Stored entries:
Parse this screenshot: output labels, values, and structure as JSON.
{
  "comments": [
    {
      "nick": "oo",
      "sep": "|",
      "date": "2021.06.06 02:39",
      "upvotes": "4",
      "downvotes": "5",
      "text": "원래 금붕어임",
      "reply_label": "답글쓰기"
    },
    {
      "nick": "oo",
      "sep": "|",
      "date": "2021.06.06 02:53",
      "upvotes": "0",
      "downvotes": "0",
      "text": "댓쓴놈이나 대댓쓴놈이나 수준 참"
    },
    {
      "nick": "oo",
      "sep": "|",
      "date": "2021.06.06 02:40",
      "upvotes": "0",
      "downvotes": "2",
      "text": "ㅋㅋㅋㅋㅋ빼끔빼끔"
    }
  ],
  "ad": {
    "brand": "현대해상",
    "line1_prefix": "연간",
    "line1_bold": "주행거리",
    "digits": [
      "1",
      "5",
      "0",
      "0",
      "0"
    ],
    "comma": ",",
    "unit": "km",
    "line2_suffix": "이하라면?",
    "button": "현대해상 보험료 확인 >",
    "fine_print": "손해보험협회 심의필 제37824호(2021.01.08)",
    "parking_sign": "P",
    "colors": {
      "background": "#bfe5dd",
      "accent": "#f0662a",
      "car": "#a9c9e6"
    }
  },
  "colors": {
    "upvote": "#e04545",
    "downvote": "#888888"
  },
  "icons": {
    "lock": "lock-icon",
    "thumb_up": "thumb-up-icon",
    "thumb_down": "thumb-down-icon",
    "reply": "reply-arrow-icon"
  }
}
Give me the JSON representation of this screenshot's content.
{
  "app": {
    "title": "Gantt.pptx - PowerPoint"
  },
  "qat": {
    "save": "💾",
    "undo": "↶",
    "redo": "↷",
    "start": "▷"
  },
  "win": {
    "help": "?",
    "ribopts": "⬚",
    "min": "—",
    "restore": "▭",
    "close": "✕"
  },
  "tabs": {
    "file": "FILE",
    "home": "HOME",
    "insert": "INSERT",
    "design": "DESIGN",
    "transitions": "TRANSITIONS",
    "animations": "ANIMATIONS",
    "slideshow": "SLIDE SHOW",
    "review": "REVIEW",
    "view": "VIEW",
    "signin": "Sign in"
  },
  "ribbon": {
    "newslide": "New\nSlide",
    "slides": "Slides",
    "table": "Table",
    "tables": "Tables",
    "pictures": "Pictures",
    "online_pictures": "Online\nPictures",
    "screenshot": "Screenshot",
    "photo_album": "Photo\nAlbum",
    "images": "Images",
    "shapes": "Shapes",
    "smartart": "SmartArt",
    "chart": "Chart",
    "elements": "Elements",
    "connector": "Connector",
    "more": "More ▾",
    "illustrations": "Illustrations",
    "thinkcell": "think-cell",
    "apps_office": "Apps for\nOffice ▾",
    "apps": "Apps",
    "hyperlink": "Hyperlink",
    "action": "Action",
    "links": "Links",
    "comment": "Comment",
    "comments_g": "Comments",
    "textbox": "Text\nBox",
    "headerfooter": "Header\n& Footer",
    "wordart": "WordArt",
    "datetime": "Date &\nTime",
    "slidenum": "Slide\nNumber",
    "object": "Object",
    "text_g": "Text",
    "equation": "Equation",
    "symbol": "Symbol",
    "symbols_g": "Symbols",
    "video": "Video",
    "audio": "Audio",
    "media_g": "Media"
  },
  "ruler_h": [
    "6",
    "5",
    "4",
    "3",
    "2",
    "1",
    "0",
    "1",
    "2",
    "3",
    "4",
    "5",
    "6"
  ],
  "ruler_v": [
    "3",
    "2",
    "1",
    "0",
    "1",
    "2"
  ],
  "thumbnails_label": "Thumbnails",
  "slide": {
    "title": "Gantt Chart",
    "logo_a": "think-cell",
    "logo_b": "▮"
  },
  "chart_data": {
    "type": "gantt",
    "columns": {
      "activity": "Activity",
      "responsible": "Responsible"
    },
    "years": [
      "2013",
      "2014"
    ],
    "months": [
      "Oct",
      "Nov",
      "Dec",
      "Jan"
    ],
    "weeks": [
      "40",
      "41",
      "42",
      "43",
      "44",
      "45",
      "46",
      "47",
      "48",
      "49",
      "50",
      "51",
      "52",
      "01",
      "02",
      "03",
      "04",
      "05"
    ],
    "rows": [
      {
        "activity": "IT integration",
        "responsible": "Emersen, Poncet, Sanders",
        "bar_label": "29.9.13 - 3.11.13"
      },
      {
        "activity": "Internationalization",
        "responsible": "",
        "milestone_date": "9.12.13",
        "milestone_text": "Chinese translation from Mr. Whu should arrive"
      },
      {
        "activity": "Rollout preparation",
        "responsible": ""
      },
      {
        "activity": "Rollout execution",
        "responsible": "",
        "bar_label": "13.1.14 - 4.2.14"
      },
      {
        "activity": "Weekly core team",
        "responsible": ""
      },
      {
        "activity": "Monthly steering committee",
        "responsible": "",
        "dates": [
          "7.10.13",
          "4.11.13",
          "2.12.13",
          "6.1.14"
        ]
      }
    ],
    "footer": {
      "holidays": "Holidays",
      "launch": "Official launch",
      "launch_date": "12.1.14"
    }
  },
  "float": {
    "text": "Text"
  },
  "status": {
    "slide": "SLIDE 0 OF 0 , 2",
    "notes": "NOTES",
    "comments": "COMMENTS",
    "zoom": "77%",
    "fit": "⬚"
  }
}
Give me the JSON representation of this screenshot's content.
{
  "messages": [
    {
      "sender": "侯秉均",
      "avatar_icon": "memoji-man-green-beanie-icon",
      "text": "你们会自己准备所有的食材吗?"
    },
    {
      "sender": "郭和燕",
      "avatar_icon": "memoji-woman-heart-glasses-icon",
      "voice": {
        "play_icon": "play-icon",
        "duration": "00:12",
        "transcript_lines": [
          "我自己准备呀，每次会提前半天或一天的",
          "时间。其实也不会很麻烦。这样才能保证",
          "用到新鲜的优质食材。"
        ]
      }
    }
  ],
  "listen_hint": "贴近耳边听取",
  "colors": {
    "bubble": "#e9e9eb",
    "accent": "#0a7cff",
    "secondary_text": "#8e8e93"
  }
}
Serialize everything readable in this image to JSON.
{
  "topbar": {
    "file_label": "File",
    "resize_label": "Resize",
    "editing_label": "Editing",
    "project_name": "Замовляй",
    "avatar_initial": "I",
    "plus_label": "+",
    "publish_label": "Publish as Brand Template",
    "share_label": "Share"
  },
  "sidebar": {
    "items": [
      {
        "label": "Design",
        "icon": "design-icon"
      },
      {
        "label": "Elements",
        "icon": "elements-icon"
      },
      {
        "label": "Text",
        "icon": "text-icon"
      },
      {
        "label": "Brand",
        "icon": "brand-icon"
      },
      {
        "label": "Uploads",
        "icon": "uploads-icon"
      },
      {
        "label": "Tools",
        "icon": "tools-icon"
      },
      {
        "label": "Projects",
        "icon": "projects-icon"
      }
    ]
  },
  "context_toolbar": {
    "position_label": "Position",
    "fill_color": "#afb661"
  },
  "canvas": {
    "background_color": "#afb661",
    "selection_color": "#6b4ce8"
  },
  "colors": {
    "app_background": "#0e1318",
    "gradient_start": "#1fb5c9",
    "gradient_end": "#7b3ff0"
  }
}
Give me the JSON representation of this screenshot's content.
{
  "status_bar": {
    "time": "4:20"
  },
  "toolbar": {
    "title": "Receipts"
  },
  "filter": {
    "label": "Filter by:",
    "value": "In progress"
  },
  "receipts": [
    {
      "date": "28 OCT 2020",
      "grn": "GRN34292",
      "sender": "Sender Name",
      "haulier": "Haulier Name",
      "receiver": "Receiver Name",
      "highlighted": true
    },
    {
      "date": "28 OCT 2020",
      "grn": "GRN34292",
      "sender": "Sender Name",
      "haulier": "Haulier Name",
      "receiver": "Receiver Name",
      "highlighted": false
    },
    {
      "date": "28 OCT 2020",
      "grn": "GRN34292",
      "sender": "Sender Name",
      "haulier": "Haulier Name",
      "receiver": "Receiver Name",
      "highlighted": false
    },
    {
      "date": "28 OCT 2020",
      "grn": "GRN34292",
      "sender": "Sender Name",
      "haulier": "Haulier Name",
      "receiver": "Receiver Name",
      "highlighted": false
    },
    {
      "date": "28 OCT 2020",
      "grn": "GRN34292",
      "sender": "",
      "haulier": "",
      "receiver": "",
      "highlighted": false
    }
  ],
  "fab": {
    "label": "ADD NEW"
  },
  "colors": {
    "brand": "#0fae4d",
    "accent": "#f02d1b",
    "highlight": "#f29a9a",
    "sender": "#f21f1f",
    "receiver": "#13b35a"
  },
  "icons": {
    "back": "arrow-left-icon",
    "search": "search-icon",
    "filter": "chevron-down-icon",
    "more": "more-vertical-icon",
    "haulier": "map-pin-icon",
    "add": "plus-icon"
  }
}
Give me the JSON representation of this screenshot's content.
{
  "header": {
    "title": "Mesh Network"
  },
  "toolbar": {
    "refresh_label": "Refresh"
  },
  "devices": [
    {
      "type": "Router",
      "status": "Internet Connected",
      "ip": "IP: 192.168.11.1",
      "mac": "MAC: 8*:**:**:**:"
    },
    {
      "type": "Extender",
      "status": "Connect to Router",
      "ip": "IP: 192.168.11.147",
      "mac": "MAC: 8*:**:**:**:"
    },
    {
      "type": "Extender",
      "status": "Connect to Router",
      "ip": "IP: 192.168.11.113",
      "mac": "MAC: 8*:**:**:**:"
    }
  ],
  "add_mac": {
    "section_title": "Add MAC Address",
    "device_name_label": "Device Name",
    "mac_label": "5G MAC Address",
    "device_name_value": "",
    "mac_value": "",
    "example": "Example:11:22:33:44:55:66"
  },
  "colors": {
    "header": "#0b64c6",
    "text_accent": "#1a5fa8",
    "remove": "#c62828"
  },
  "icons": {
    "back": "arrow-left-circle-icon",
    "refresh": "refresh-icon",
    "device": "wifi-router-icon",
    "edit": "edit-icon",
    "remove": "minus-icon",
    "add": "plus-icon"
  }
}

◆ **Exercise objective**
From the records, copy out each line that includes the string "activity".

◆ **Answer to the problem**
      "activity": "Activity",
        "activity": "IT integration",
        "activity": "Internationalization",
        "activity": "Rollout preparation",
        "activity": "Rollout execution",
        "activity": "Weekly core team",
        "activity": "Monthly steering committee",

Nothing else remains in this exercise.